Rare Commentary On Cesalpino's Cardiology
[Cesalpino] TAURELLO, Nicolaus. Alpes Caesae, Hoc est, Andreae Caesalpini Itali, Monstrosa & Superba Dogmata Scriptum acre, acutum & limatum, Philosophiae studiosis ad enodandas & enucleandis controversias & disputationes Physicas difficilimas admodum utile & necessarium. Frankfurt, Zacharias Palthenius, 1597.
Large 8vo. [11.5 x 18.25 c,], (4) ff., 39 (1), 1069 pp., without final blank. Bound in 18th-century calf, rubbed, spine in 6 compartments, 5 with intricately tooled princely crown, gilt morocco title label in 6th. Some punctures and tears to spine and covers. Owership inscription of Karl Friedrich Dingelstadt, dated 1740, Halberstadt on front end pastedown, along with some bibliographic remarks, most likely in his hand. Earlier ownership inscription of Matthias Tiling on title, as well as J. Vogt (?) 1732. A handful of marginal comments and some neat underlining; small paper flaws on pp. 135/6, 567/68 affecting a few words on each; some foxing and spotting on title and scattered leaves, with light browning and occasional waterstaining to others. Notwithstanding, a good copy in a handsome, if worn, 18th-century binding.

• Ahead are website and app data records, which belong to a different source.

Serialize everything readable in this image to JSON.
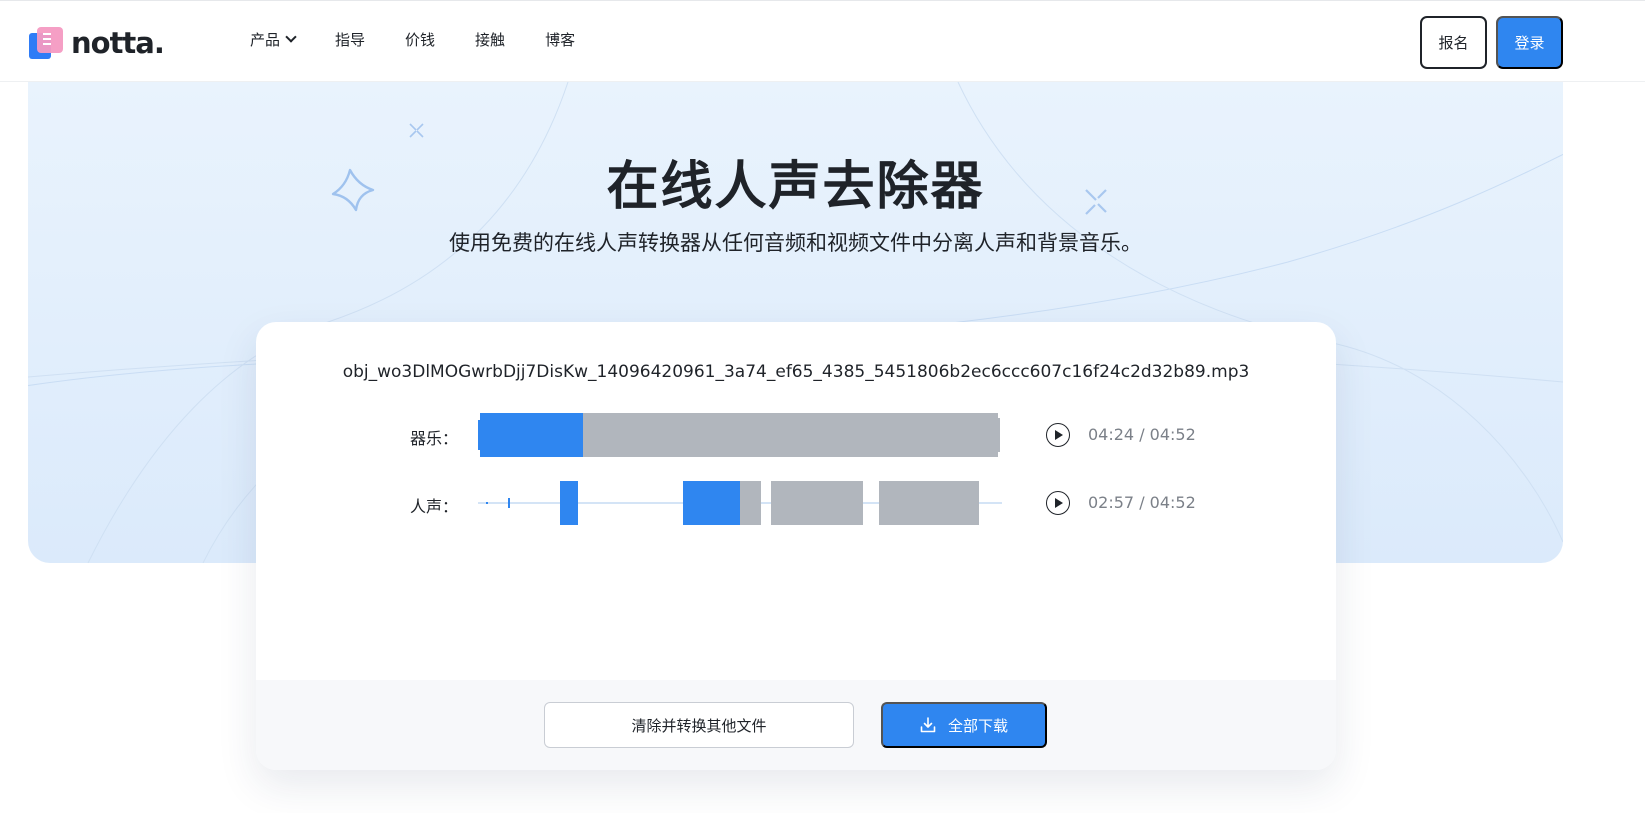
{
  "brand": {
    "name": "notta."
  },
  "nav": [
    {
      "label": "产品",
      "has_dropdown": true
    },
    {
      "label": "指导"
    },
    {
      "label": "价钱"
    },
    {
      "label": "接触"
    },
    {
      "label": "博客"
    }
  ],
  "header": {
    "signup_label": "报名",
    "login_label": "登录"
  },
  "hero": {
    "title": "在线人声去除器",
    "subtitle": "使用免费的在线人声转换器从任何音频和视频文件中分离人声和背景音乐。"
  },
  "result": {
    "filename": "obj_wo3DlMOGwrbDjj7DisKw_14096420961_3a74_ef65_4385_5451806b2ec6ccc607c16f24c2d32b89.mp3",
    "tracks": [
      {
        "label": "器乐：",
        "time": "04:24 / 04:52",
        "progress": 0.2,
        "played_color": "#2f86f0",
        "unplayed_color": "#b1b6bd"
      },
      {
        "label": "人声：",
        "time": "02:57 / 04:52",
        "progress": 0.5,
        "played_color": "#2f86f0",
        "unplayed_color": "#b1b6bd"
      }
    ],
    "clear_label": "清除并转换其他文件",
    "download_label": "全部下载"
  },
  "icons": {
    "play": "play-icon",
    "download": "download-icon",
    "chevron": "chevron-down-icon"
  },
  "colors": {
    "accent": "#2f86f0",
    "hero_bg": "#e3effc"
  }
}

Rare first edition of this commentary on Cesalpino's Peripeteticarum Quaestionum (1571) by Nicolai Taurelius, Professor of Medicine and Philosophy in Altdorf, of interest for the contemporary reception of Cesalpino as well as the spread of his doctrines outside of Italy. The work takes the form of a classical commentary, with detailed textual discussion of each topic in Cesalpino?s text, and it accordingly contains a section on the heart (pp. 849-903). It is this section which concerns that part of Cesalpino's work for which he is definitely credited with coining the phrase "circulation of the blood", and is sometimes credited with anticipating Harvey. Although a natural outgrowth of the commentary tradition or the living practice of academic disputation, it is relatively unusual to see such a thorough treatment accorded a contemporary author (Cesalpino 1519-1603).
Taurellus (1547-1606) wrote widely on philosophy and medicine. He presided at a thesis credited to one Gregorius Sytschius on the heart in 1585. A shadowy figure, he was recently the subject of a Polish language monograph: Stefan Folaron, Listy Mikolaja Taurellusa 1547-1606 (1994).
NUC lists Boston Public, Columbia, NLM, and College of Physicians (Phila). OCLC adds Harvard Divinity School.
* Adams T-280; not in Durling; see U. Viviani, Vita ed opere di Andrea Cesalpini (Arezzzo 1923).